**TO DO**.
Where a line of the data below has the string "header", copy that line.

Start of DATA FOR REVIEW

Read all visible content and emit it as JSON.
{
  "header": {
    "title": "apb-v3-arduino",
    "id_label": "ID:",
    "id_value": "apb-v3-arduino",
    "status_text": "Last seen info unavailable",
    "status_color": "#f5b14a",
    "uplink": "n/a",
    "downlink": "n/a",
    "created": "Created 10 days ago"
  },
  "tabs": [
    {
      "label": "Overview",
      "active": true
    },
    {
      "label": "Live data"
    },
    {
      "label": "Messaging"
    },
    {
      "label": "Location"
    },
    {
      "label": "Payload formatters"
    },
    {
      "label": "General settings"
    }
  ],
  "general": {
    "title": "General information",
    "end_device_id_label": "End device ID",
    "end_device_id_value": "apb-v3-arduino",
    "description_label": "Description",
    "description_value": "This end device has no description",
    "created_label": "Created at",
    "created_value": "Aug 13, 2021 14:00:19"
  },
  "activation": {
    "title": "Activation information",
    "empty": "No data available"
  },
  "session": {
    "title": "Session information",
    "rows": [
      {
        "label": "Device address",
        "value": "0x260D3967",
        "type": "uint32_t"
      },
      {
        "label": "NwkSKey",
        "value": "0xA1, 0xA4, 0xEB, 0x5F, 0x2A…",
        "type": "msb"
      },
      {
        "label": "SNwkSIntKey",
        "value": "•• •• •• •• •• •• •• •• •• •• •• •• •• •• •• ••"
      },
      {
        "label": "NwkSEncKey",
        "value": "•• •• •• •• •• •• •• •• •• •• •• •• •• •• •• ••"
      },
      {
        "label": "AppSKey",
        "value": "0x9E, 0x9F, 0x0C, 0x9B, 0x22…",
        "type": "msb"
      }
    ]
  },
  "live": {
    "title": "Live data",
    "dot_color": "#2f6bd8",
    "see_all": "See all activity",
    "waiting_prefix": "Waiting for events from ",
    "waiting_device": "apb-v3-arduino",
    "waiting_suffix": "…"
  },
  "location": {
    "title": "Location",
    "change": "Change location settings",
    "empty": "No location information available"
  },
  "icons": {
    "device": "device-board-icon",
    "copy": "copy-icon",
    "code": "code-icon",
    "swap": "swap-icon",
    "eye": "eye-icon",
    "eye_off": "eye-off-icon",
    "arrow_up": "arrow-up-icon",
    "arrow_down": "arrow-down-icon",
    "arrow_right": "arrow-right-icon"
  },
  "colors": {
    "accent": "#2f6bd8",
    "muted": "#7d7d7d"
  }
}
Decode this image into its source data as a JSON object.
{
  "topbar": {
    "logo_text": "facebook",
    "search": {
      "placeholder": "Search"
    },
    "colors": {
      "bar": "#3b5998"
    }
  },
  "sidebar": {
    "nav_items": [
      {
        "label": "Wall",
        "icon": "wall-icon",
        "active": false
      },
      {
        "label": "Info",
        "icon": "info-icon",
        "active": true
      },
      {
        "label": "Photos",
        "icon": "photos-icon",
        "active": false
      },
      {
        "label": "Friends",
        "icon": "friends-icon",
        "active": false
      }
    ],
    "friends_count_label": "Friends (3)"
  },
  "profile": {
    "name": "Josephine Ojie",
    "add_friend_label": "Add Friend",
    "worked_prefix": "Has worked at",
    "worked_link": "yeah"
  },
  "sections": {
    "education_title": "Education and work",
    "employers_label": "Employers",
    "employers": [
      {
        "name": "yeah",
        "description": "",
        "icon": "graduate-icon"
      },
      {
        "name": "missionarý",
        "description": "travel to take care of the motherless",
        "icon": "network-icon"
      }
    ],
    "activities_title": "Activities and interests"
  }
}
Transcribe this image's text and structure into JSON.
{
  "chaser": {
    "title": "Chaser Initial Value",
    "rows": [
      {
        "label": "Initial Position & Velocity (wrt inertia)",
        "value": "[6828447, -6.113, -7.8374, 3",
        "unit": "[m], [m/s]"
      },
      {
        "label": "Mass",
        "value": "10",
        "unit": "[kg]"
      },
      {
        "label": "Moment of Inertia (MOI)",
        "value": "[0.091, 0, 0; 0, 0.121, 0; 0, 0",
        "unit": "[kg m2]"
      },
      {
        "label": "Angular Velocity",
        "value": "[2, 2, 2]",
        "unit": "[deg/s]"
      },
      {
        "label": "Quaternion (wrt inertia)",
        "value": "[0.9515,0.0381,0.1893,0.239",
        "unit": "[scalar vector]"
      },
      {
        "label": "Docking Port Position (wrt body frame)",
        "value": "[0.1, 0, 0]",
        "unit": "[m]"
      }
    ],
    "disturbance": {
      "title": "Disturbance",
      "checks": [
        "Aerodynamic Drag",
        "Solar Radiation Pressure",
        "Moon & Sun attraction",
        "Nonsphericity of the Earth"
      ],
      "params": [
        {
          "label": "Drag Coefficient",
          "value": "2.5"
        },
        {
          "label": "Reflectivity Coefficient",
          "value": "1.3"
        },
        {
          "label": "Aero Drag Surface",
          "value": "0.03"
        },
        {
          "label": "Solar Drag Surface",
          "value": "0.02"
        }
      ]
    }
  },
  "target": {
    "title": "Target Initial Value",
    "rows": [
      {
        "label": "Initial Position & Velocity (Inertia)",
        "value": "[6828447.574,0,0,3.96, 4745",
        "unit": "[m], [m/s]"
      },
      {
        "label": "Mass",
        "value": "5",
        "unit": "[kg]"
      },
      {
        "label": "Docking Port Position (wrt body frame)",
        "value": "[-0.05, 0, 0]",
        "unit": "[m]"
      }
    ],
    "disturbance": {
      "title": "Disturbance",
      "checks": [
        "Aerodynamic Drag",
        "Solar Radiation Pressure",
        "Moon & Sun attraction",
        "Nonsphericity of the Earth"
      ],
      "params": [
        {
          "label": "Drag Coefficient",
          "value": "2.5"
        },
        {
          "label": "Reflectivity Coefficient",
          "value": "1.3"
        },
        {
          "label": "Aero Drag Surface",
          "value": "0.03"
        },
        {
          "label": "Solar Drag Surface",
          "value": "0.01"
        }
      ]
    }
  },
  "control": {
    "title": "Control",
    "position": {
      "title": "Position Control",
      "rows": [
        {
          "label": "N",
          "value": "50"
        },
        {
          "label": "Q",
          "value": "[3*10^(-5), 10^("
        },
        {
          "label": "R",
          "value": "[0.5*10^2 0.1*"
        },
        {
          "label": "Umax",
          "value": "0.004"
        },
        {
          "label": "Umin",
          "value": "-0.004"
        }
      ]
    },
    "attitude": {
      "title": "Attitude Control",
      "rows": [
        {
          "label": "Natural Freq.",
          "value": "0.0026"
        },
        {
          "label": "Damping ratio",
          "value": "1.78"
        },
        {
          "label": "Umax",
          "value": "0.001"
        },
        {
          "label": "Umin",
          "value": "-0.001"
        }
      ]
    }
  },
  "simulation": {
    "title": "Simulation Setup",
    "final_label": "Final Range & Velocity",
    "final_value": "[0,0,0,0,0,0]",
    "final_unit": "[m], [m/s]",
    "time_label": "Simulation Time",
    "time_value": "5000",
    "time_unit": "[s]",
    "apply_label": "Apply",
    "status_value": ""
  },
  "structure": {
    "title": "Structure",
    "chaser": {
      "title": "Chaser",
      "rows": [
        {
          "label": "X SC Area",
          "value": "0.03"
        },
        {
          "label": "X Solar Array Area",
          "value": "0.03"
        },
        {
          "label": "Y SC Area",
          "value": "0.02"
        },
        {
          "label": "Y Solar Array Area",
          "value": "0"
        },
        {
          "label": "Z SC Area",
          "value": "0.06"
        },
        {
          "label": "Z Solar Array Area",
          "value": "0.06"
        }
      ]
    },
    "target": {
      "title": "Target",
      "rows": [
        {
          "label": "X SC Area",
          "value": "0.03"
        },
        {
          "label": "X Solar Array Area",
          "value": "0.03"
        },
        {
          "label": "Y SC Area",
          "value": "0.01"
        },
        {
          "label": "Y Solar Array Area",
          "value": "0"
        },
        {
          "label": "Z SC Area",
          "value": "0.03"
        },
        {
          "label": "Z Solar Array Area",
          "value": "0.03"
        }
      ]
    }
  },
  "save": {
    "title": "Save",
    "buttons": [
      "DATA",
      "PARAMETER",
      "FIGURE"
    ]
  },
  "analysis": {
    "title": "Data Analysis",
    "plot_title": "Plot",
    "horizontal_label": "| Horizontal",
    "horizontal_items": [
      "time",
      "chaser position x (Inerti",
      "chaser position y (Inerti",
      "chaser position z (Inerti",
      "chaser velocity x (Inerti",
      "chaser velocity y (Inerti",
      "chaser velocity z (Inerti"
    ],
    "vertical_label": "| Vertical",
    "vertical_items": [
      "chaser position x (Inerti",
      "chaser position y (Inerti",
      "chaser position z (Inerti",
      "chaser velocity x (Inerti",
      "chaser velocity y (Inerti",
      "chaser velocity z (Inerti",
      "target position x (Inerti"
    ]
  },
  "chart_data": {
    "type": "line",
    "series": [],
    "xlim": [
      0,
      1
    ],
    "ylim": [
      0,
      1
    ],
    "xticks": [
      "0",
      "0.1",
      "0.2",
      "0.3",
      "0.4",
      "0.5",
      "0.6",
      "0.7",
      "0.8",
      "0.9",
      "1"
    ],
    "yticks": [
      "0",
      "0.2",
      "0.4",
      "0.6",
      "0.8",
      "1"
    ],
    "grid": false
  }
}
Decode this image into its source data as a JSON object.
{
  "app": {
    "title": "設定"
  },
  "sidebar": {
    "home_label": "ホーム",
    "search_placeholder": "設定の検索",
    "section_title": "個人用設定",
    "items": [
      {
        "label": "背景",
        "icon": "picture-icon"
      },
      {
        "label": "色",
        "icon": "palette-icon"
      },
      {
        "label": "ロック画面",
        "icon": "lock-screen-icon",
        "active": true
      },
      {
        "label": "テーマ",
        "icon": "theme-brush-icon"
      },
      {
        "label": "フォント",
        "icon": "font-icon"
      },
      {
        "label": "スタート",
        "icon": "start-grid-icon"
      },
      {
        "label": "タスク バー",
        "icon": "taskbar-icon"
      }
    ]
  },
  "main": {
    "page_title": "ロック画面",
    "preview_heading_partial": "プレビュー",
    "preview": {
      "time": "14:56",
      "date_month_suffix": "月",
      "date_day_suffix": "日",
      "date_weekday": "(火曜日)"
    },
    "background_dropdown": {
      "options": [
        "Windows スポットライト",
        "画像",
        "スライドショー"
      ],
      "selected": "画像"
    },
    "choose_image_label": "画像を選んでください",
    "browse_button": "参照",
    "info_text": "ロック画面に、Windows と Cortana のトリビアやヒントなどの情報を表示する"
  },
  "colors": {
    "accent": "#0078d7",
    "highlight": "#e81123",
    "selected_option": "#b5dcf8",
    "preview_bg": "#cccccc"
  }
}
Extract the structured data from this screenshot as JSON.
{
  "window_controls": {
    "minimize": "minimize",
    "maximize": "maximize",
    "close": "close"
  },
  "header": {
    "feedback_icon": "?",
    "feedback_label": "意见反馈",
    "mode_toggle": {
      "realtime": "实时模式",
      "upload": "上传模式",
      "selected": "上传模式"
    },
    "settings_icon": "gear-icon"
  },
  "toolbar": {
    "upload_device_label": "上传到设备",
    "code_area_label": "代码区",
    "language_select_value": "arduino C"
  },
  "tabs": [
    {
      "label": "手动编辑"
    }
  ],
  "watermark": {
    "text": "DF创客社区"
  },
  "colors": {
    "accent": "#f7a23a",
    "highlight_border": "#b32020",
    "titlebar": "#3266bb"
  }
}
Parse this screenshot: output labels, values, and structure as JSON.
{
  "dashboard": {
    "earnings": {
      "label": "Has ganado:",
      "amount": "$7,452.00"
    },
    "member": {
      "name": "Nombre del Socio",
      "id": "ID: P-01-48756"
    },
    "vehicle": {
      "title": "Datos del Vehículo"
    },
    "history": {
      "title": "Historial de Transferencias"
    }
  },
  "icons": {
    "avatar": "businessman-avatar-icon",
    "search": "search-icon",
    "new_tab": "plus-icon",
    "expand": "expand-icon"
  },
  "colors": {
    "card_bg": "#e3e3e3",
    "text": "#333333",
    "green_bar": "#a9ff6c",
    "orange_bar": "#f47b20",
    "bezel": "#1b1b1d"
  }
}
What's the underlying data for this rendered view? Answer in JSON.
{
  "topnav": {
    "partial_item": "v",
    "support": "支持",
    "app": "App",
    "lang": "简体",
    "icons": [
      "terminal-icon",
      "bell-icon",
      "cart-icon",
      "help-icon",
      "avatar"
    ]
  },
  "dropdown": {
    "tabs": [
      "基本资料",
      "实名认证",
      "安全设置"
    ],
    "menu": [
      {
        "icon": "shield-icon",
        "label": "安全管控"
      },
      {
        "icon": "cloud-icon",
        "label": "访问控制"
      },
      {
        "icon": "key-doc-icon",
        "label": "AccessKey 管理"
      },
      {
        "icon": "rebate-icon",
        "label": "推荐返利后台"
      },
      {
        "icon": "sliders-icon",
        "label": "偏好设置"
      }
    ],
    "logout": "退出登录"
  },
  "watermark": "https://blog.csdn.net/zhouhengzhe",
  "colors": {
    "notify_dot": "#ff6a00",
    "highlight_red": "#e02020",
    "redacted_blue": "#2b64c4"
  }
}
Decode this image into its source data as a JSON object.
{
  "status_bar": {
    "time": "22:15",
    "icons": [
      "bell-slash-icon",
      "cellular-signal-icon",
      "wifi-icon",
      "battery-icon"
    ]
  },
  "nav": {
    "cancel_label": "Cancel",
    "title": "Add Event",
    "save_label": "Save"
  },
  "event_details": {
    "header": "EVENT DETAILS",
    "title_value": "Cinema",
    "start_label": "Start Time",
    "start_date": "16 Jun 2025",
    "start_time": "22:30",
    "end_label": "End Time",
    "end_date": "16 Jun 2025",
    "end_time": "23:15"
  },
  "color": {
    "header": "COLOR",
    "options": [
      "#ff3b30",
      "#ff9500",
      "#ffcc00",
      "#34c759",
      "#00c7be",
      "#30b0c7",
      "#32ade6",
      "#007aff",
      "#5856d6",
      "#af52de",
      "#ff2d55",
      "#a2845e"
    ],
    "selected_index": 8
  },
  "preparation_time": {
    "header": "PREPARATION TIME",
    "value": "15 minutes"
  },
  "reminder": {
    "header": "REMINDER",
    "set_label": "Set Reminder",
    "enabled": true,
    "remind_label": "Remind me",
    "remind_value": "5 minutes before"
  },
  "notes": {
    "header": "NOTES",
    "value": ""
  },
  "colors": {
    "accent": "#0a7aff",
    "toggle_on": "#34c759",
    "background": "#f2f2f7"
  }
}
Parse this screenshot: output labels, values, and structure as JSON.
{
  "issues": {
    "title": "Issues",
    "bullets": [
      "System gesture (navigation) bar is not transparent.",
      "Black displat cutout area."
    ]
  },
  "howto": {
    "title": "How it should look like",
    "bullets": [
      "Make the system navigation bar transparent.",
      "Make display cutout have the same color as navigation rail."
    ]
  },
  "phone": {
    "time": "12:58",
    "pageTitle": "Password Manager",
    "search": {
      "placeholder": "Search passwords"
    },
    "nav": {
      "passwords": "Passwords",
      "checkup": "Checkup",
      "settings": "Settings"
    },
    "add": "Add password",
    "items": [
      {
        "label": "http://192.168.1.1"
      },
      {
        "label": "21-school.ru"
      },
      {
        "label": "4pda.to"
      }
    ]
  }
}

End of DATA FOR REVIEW

**ANSWER FOR THE TASK**.
  "header": {
  "header": {
    "header": "EVENT DETAILS",
    "header": "COLOR",
    "header": "PREPARATION TIME",
    "header": "REMINDER",
    "header": "NOTES",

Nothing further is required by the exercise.